If you see a whole thing - it seems that it's always beautiful. Planets, lives... But up close a world's all dirt and rocks. And day to day, life's a hard job, you get tired, you lose the pattern. - Ursula K. LeGuin

Sunday, March 6, 2011

Family Arrangements

For some reason (perhaps it was all the wedding and marriage talk going on around here) I recently realized that I am the only person in my family to have (technically) gotten divorced.  My mother did leave my father when I was seven but never bothered to make it legal.  She had no intention of marrying again (and although she has had several long term relationships, she hasn't remarried to this date) and then he died nine years later.  This left her a widow, something she didn't realize until she started collecting social security many years later.  As luck would have it, by not filing for divorce she now has bigger monthly checks.

Neither of my grandparents divorced or separated (although one pair probably should have) and none of my sisters have gotten a divorce.  So currently, I stand alone (and hope I remain that way, of course).

Today I ran across these statistics on step-families.  It made me realize, all over again, that I don't have any step-family members.  I did have a step-son during my first marriage but since that marriage is dissolved the relationship no longer exists (legally or emotionally; he is also my age so it never felt like a stepmother-son relationship, more like an incredibly awkward and inappropriate sibling relationship).  Angel has two step-parents, a biological half-brother, an adopted half-brother, and a step-sister.  b, of course, has a step-son but no other step-relatives as his parents never divorced either.  However his brother has twice, so that must make up for something.  Pumpkin takes the cake.  She has an adopted father, step-mother, one biological half-sister, and six other siblings that have no biological ties to her but are some form of half-step-adopted sibling.  (No one outside of the family can actually keep track of them all).  Now she also has me and b as emotionally-adopted parents.*

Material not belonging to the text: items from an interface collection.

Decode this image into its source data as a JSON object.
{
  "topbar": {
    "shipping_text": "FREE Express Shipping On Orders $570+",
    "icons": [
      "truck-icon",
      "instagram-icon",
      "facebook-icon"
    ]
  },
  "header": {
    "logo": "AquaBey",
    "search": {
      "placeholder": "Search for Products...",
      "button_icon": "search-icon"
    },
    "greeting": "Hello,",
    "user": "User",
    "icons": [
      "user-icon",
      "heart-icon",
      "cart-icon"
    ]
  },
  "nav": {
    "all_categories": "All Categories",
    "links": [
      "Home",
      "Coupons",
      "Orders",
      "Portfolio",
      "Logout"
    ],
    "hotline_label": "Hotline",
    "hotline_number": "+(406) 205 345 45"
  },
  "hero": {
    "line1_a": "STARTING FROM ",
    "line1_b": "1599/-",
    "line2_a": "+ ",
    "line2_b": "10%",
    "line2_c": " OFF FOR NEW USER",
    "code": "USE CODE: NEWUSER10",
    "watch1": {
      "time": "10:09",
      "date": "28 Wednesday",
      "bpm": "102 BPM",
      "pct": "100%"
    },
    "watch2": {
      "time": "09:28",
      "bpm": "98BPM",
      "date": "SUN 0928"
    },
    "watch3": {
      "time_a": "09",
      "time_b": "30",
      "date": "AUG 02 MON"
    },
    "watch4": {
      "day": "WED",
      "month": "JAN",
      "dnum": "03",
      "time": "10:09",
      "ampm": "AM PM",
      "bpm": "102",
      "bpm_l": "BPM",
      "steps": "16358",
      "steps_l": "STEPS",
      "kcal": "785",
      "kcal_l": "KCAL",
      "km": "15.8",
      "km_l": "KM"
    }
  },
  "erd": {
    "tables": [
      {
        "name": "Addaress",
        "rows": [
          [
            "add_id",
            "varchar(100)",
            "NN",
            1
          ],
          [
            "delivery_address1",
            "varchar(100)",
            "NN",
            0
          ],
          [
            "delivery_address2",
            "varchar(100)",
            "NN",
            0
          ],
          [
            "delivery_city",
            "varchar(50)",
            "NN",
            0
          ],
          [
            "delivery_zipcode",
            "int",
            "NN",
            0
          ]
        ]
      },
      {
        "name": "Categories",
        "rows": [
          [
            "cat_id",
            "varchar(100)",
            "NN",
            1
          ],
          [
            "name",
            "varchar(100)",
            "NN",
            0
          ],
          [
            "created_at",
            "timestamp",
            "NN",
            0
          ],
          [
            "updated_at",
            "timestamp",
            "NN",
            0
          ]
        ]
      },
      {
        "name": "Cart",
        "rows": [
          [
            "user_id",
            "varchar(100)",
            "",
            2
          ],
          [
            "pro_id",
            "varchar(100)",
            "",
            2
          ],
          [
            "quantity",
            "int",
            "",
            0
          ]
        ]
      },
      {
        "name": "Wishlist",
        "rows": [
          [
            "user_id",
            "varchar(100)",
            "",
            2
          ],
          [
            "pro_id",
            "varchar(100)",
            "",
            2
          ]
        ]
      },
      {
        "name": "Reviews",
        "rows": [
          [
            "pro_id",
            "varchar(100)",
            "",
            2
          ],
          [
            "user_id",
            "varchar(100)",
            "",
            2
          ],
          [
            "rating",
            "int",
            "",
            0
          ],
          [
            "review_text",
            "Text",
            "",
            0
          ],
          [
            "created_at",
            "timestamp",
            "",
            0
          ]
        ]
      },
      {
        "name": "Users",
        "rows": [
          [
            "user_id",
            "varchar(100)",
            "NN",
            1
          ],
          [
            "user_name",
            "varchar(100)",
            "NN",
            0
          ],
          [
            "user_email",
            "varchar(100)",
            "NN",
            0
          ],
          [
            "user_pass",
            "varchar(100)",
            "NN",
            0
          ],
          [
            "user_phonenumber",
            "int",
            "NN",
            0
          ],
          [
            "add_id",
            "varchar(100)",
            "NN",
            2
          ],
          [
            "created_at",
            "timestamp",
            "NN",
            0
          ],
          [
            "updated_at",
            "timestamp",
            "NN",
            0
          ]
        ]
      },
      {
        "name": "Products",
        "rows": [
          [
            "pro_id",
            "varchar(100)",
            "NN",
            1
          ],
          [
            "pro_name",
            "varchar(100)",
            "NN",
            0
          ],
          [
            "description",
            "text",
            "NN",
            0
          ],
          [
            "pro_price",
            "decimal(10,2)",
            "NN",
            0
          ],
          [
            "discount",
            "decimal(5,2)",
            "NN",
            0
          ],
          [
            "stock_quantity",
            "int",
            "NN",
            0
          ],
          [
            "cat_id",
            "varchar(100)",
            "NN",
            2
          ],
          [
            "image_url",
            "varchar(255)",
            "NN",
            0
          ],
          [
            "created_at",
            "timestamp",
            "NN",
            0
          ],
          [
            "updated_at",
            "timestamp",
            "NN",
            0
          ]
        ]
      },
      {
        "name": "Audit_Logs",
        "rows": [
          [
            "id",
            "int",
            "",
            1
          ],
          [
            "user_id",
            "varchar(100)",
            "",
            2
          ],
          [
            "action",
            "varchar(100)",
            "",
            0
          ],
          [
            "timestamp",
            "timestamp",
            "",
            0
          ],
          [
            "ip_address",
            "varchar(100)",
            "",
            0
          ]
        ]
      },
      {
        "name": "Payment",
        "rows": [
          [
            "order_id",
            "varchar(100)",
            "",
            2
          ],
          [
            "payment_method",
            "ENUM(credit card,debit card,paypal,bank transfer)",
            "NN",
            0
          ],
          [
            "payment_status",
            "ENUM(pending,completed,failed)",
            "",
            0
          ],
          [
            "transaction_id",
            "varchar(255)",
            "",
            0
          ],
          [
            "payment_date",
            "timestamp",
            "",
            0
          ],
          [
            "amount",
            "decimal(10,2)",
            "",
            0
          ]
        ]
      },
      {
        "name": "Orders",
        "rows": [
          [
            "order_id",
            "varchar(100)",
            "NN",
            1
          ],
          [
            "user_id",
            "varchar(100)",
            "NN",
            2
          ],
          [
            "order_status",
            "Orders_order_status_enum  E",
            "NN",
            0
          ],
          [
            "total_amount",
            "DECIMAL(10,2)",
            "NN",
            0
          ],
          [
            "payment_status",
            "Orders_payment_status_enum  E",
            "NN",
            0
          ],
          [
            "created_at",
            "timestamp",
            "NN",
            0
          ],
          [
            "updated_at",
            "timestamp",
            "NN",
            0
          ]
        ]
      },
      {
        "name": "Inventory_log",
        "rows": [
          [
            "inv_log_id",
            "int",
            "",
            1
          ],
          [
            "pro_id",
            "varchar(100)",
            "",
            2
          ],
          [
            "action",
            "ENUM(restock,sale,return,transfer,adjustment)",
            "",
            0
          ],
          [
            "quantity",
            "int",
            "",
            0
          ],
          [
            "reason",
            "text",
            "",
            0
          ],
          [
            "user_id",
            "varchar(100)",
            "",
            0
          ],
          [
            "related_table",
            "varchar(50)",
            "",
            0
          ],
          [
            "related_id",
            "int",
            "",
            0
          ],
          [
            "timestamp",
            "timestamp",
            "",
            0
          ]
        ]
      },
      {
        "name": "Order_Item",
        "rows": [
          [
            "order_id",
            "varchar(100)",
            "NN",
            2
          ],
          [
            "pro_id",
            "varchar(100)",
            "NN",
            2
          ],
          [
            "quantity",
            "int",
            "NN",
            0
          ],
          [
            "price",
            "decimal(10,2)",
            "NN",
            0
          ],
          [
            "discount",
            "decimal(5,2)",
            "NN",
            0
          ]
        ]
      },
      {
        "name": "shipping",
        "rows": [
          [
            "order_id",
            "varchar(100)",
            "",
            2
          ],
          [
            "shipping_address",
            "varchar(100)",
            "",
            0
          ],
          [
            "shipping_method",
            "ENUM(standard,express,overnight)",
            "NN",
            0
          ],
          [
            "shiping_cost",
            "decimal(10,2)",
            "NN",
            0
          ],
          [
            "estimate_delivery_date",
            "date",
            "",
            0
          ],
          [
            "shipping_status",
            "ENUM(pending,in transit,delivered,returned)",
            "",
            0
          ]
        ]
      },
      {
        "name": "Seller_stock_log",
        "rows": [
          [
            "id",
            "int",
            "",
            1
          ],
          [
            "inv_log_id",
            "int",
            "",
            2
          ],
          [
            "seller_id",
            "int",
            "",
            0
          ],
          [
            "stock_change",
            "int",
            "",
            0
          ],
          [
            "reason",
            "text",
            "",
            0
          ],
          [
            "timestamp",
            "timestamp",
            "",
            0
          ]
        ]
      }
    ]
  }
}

Of course, as the data show, these arrangements are all fairly frequent these days and will probably continue to grow.  What I find strange is that my family-of-origin appears so conservative when it comes to family configurations.  It is not like I have some la-de-da happy childhood to thank for it. In fact one could say that we took the 'fun' right out of dysfunctional when it came to family togetherness. So what is missing from this equation?  Unmarried partnerships.  We've had several of those in my family.  I wonder where they get figured into the data.

A major problem with doing research with families (as I do) is figuring out how to define a family. This becomes even harder when you consider the impact of time, as families change frequently. We decide within our families who we consider to be a family member and even then we may not all agree.  I found it interesting that Pew made the connection with obligations.  I tend to see it the other way around.  Those I consider myself obligated to, those I have chosen to be responsible for and to allow to be responsible for me, are my family members.  Blood and legal documents seem so much less significant.

*Pumpkin called as I was finishing up this post to invite us to an engagement party with both her and BB's parents.  We started talking about the post and she asked where in-laws fit in (no surprise since in-laws are very much on her mind these days).  It was a good question but probably deserving of its own post. 

1 comment:

Annie said...

Hi Brigindo,
The statistics were interesting to see. My husband and I are rare in my family. With the exception of my parents, we have outlasted everybody else. My brother and my sister, were each married for just under twenty years. Another brother may still be technically married, but he and his wife probably actually lived together for less than two years out of the past forty, though he has been helpful to her, especially lately. After living together for two years, my husband and I have been married since I was 23. My childhood family was also dysfunctional. My sister's family took in a step-child (half-brother to her two children) for a couple of years, and stayed involved throughout his growing up years. I'd be interested in learning more about your research, and how you have decided to define family, and how you've incorporated unmarried couples in committed relationships. I think, too, it is a matter of feeling a sense of responsibility for each other, more than genetics or legal ties, especially as there are more and more blended families.